Problem statement
From the data below, copy each line that includes the word "icon".

Information supplied
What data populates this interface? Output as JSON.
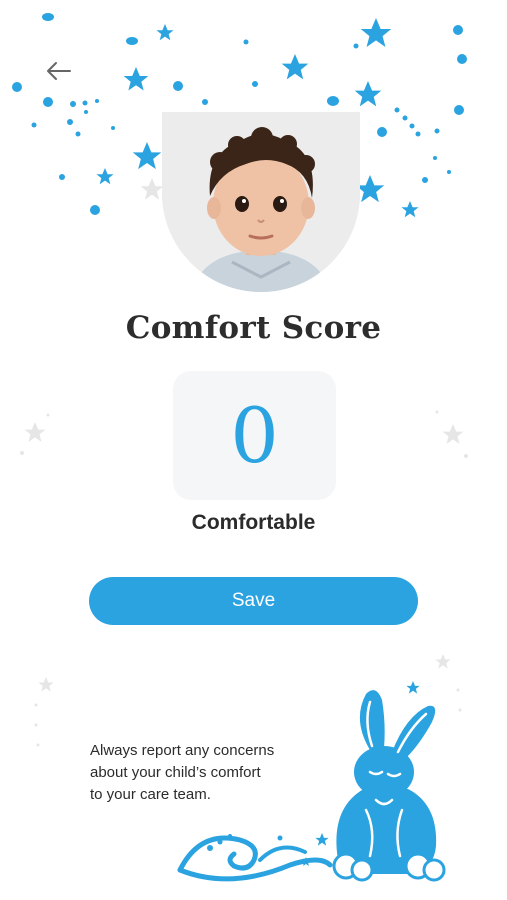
{
  "header": {
    "back_icon": "arrow-left-icon"
  },
  "profile": {
    "photo": "child-photo"
  },
  "score": {
    "title": "Comfort Score",
    "value": "0",
    "label": "Comfortable"
  },
  "actions": {
    "save_label": "Save"
  },
  "footer": {
    "note_line1": "Always report any concerns",
    "note_line2": "about your child’s comfort",
    "note_line3": "to your care team.",
    "illustration": "bunny-illustration"
  },
  "colors": {
    "accent": "#2aa3e0",
    "score_box": "#f5f6f8",
    "text": "#2b2b2b"
  }
}
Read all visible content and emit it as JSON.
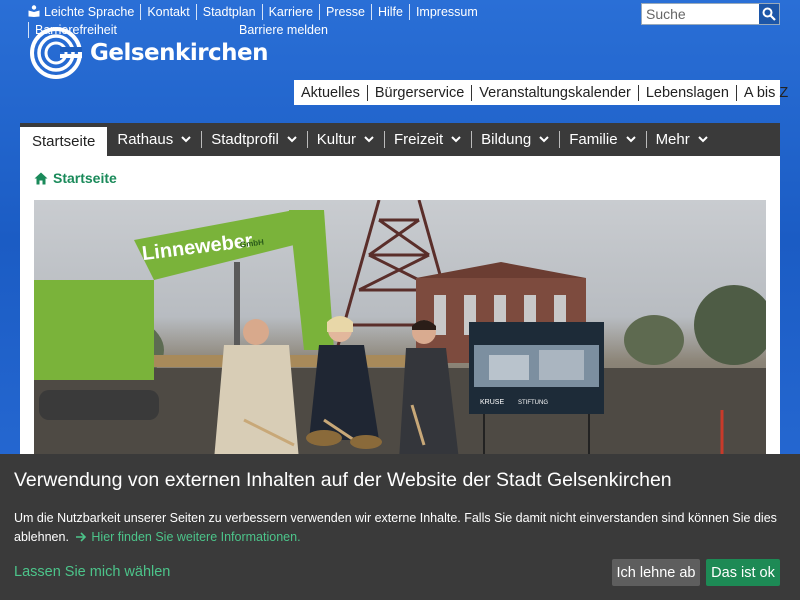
{
  "colors": {
    "header_blue": "#1f5fbf",
    "nav_dark": "#3a3a3a",
    "accent_green": "#1a8a5a",
    "link_green": "#4cc48a",
    "accept_green": "#1d8a55"
  },
  "header": {
    "utility_links": [
      {
        "label": "Leichte Sprache",
        "icon": "easy-language-icon"
      },
      {
        "label": "Kontakt"
      },
      {
        "label": "Stadtplan"
      },
      {
        "label": "Karriere"
      },
      {
        "label": "Presse"
      },
      {
        "label": "Hilfe"
      },
      {
        "label": "Impressum"
      },
      {
        "label": "Barrierefreiheit"
      },
      {
        "label": "Barriere melden"
      }
    ],
    "search": {
      "placeholder": "Suche",
      "icon": "search-icon"
    },
    "logo_text": "Gelsenkirchen"
  },
  "service_nav": [
    "Aktuelles",
    "Bürgerservice",
    "Veranstaltungskalender",
    "Lebenslagen",
    "A bis Z"
  ],
  "main_nav": [
    {
      "label": "Startseite",
      "active": true,
      "dropdown": false
    },
    {
      "label": "Rathaus",
      "dropdown": true
    },
    {
      "label": "Stadtprofil",
      "dropdown": true
    },
    {
      "label": "Kultur",
      "dropdown": true
    },
    {
      "label": "Freizeit",
      "dropdown": true
    },
    {
      "label": "Bildung",
      "dropdown": true
    },
    {
      "label": "Familie",
      "dropdown": true
    },
    {
      "label": "Mehr",
      "dropdown": true
    }
  ],
  "breadcrumb": {
    "label": "Startseite",
    "icon": "home-icon"
  },
  "hero": {
    "excavator_brand": "Linneweber",
    "excavator_brand_suffix": "GmbH",
    "sign_brands": [
      "KRUSE",
      "STIFTUNG"
    ]
  },
  "cookie_banner": {
    "title": "Verwendung von externen Inhalten auf der Website der Stadt Gelsenkirchen",
    "text": "Um die Nutzbarkeit unserer Seiten zu verbessern verwenden wir externe Inhalte. Falls Sie damit nicht einverstanden sind können Sie dies ablehnen.",
    "more_link": "Hier finden Sie weitere Informationen.",
    "choose_link": "Lassen Sie mich wählen",
    "decline_button": "Ich lehne ab",
    "accept_button": "Das ist ok"
  }
}
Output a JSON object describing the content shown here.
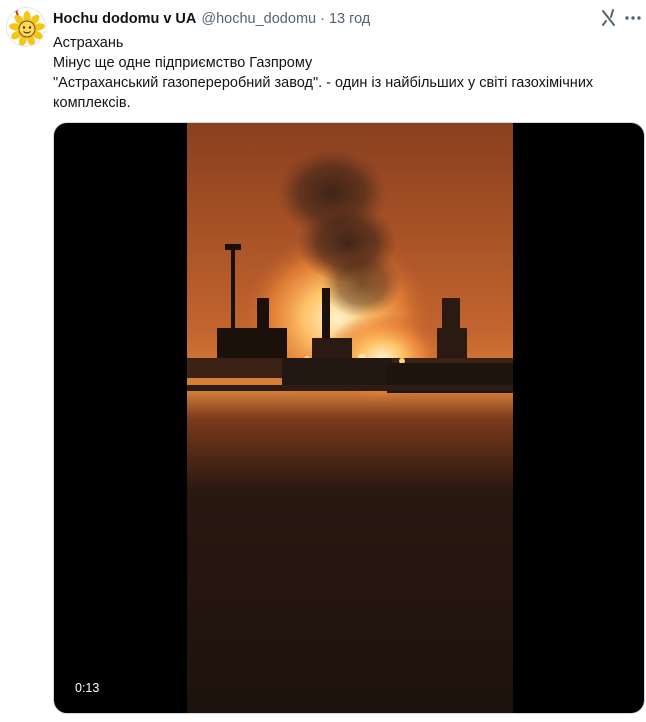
{
  "tweet": {
    "author": {
      "display_name": "Hochu dodomu v UA",
      "handle": "@hochu_dodomu",
      "separator": "·",
      "time": "13 год",
      "avatar_icon": "sunflower-avatar-icon"
    },
    "text_lines": [
      "Астрахань",
      "Мінус ще одне підприємство Газпрому",
      "\"Астраханський газопереробний завод\". - один із найбільших у світі газохімічних",
      "комплексів."
    ],
    "media": {
      "type": "video",
      "duration": "0:13",
      "background": "#000000"
    },
    "actions": {
      "grok_icon": "grok-icon",
      "more_icon": "more-options-icon"
    },
    "colors": {
      "text": "#0f1419",
      "secondary_text": "#536471",
      "fire_glow": "#ffb050",
      "sky_orange": "#b85a2c"
    }
  }
}
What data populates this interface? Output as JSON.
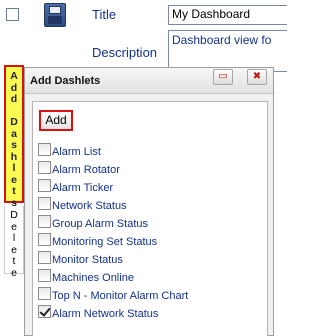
{
  "header": {
    "title_label": "Title",
    "title_value": "My Dashboard",
    "description_label": "Description",
    "description_value": "Dashboard view fo"
  },
  "tabs": {
    "add_dashlets": "A\nd\nd\n \nD\na\ns\nh\nl\ne\nt\ns",
    "delete": "D\ne\nl\ne\nt\ne"
  },
  "panel": {
    "title": "Add Dashlets",
    "restore_icon": "restore-icon",
    "close_icon": "close-icon",
    "add_button": "Add",
    "items": [
      {
        "label": "Alarm List",
        "checked": false
      },
      {
        "label": "Alarm Rotator",
        "checked": false
      },
      {
        "label": "Alarm Ticker",
        "checked": false
      },
      {
        "label": "Network Status",
        "checked": false
      },
      {
        "label": "Group Alarm Status",
        "checked": false
      },
      {
        "label": "Monitoring Set Status",
        "checked": false
      },
      {
        "label": "Monitor Status",
        "checked": false
      },
      {
        "label": "Machines Online",
        "checked": false
      },
      {
        "label": "Top N - Monitor Alarm Chart",
        "checked": false
      },
      {
        "label": "Alarm Network Status",
        "checked": true
      }
    ]
  },
  "colors": {
    "accent_red": "#d9120f",
    "tab_yellow": "#fafa52",
    "link_blue": "#14318c"
  }
}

Result below
    "back_icon": "arrow-left-icon"
        "icon": "easy-language-icon"
      "icon": "search-icon"
    "icon": "home-icon"
      "avatar_icon": "sunflower-avatar-icon"
      "grok_icon": "grok-icon",
      "more_icon": "more-options-icon"
    "restore_icon": "restore-icon",
    "close_icon": "close-icon",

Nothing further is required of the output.